So what does that mean for those of us who claim to be his followers? How does this manifest itself in the 21st century? Our world is dominated by politics and although we must not allow politics to become our ‘idol’, we can’t escape the fact that we still live in a world where people are hungry, lonely, suffering, poor – a world where 19,000 children under the age of five die from preventable causes every day.

Every day.

God, help us.

How do we as Christians respond? Did Jesus have any words in this area? The answer is yes, quite a lot, actually. This is (in my opinion) his summary:

‘All the nations will be assembled before him and he will separate men from each other like a shepherd separating sheep from goats. He will place the sheep on his right hand and the goats on his left.

“Then the king will say to those on his right ‘Come, you who have won my Father’s blessing! Take your inheritance—the kingdom reserved for you since the foundation of the world! For I was hungry and you gave me food. I was thirsty and you gave me a drink. I was lonely and you made me welcome. I was naked and you clothed me. I was ill and you came and looked after me. I was in prison and you came to see me there.”

“Then the true men will answer him, ‘Lord, when did we see you hungry and give you food?

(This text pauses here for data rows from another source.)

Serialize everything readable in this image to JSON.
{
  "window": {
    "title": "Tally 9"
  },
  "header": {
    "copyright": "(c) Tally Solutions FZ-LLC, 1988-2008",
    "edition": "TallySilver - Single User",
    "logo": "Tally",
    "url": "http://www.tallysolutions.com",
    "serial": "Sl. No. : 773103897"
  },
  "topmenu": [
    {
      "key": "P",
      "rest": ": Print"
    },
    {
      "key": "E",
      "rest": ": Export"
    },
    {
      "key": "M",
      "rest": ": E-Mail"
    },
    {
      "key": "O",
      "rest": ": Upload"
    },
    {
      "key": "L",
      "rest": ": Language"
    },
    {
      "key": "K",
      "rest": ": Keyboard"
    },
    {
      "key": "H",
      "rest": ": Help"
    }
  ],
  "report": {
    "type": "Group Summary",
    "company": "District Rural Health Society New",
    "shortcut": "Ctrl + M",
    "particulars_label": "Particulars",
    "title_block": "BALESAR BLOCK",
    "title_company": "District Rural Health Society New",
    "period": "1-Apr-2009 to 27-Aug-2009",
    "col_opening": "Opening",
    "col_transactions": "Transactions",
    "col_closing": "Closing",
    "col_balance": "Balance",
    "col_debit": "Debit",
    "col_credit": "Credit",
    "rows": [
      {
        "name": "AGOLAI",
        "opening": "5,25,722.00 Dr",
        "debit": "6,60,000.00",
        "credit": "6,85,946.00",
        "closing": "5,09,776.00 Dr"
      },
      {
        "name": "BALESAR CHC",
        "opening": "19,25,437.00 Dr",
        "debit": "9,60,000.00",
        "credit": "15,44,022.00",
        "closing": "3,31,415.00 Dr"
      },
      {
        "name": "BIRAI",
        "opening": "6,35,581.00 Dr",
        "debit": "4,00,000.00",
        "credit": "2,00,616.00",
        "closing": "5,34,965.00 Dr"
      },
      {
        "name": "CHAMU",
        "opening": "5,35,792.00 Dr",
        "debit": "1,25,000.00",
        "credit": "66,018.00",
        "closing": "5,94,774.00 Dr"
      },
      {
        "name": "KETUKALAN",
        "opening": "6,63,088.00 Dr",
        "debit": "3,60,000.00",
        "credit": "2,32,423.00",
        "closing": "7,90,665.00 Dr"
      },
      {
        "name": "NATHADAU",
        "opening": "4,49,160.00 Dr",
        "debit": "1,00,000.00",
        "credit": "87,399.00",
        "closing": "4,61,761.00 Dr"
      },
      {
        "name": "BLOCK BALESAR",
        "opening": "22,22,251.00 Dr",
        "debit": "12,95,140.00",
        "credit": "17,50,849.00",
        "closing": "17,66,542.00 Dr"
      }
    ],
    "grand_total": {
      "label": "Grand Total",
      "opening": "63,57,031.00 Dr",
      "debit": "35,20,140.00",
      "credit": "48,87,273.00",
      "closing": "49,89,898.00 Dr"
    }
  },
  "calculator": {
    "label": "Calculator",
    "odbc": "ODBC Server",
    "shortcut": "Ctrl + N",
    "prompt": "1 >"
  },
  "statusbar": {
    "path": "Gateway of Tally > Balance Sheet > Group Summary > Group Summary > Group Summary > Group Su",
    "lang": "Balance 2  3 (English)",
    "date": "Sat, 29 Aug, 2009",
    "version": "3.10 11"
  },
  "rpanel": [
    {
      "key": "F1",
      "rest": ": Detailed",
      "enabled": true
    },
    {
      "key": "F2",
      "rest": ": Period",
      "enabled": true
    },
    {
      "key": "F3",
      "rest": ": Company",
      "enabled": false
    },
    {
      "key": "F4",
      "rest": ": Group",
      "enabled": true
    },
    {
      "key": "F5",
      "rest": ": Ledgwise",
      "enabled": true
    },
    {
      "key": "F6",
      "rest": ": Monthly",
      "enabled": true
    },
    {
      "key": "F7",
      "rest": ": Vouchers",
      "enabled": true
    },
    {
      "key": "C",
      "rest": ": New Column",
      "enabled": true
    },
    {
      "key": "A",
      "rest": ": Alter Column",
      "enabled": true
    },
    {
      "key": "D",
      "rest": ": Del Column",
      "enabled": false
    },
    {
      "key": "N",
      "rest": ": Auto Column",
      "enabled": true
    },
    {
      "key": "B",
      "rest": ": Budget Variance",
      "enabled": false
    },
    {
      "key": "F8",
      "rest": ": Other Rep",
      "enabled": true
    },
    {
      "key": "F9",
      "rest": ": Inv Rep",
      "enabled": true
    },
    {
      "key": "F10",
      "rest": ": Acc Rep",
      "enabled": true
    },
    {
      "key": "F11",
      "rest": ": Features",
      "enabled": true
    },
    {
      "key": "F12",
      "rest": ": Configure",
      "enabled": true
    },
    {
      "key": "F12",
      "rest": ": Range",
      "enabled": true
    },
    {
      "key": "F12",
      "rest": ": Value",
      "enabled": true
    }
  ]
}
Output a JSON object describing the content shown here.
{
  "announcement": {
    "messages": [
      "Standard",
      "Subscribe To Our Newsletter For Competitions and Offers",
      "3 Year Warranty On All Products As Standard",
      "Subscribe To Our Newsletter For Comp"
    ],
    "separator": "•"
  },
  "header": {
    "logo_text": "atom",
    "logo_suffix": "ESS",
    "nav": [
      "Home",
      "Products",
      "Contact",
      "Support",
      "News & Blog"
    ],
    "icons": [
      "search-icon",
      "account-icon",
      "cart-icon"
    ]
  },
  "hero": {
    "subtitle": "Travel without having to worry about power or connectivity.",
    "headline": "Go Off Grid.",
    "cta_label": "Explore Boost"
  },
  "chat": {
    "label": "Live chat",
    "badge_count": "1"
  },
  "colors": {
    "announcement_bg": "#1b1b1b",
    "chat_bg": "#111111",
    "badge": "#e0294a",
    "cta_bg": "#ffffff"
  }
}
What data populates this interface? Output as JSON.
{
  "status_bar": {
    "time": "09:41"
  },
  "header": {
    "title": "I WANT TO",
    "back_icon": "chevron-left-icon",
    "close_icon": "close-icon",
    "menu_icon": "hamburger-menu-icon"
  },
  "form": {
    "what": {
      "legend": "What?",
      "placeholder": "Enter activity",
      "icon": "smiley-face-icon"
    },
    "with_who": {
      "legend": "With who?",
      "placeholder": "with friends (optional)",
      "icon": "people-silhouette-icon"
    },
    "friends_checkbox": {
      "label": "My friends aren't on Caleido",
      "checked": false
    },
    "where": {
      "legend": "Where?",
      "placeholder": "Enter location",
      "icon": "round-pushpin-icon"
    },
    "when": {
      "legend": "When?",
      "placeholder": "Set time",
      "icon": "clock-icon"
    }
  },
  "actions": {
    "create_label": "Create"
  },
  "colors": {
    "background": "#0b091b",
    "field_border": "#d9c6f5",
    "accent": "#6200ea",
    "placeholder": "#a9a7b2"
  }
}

When did we see you thirsty and give you something to drink? When did we see you lonely and make you welcome, or see you naked and clothe you, or see you ill or in prison and go to see you?’

“And the king will reply, ‘I assure you that whatever you did for the humblest of my brothers you did for me.’

Matthew 25:32-40 (JB Phillips)

 

What is interesting in the context of the 21st century is that all of these things are affected by, and shaped by, the decisions of those in power. Which leads us back to politics.

While I personally find it impossible to align myself with any particular political affiliation (because there will undoubtedly come a time when one’s faith or one’s conscience clashes with the party political line) I do believe that Christians should be actively involved in politics. You may be wondering how one does this without political affiliation. I am ‘politically active’ in that I am a member of several pressure groups involved in lobbying both the UK parliament and overseas governments on cross-party issues. In particular I support Avaaz, CAAT, 38 Degrees and Tearfund (Tearfund engages in both helping the poor and lobbying parliament on their behalf). I have just come across another group called Labour Behind the Label, which seeks to promote awareness of the conditions in which garment factory workers carry out their work. I have just written an email to my local Member of Parliament (MP) asking him to sign a motion calling for the companies involved in the Bangladesh garment factory disaster in 2013 to pay the compensation the victims are due. Several big brands, including Benetton and Matalan, have yet to pay a penny. You can read more here.

If you find you’re not in a position to actively do very much by way of caring for the hungry/homeless/lonely, etc. (see Matthew 25, as quoted above), because you have other commitments or find yourself, like me, feeling the effects of ill health, one way you can still be active is by signing petitions and communicating with your government representative (here in the UK it is my MP whom I write to). It doesn’t take more than a minute to read the details of a petition and add your name. It doesn’t take more than a quarter of an hour to write an email or letter to your MP. For me, it’s good to know I can do something.

Two_Roads_Diverge_in_a_Green_Park,_In_the_Middle_Stand_an_Obelisk_01

I shall be telling this with a sigh

Somewhere ages and ages hence:

Two roads diverged in a wood, and I-

I took the one less travelled by,

And that has made all the difference.

from The Road Not Taken
by Robert Frost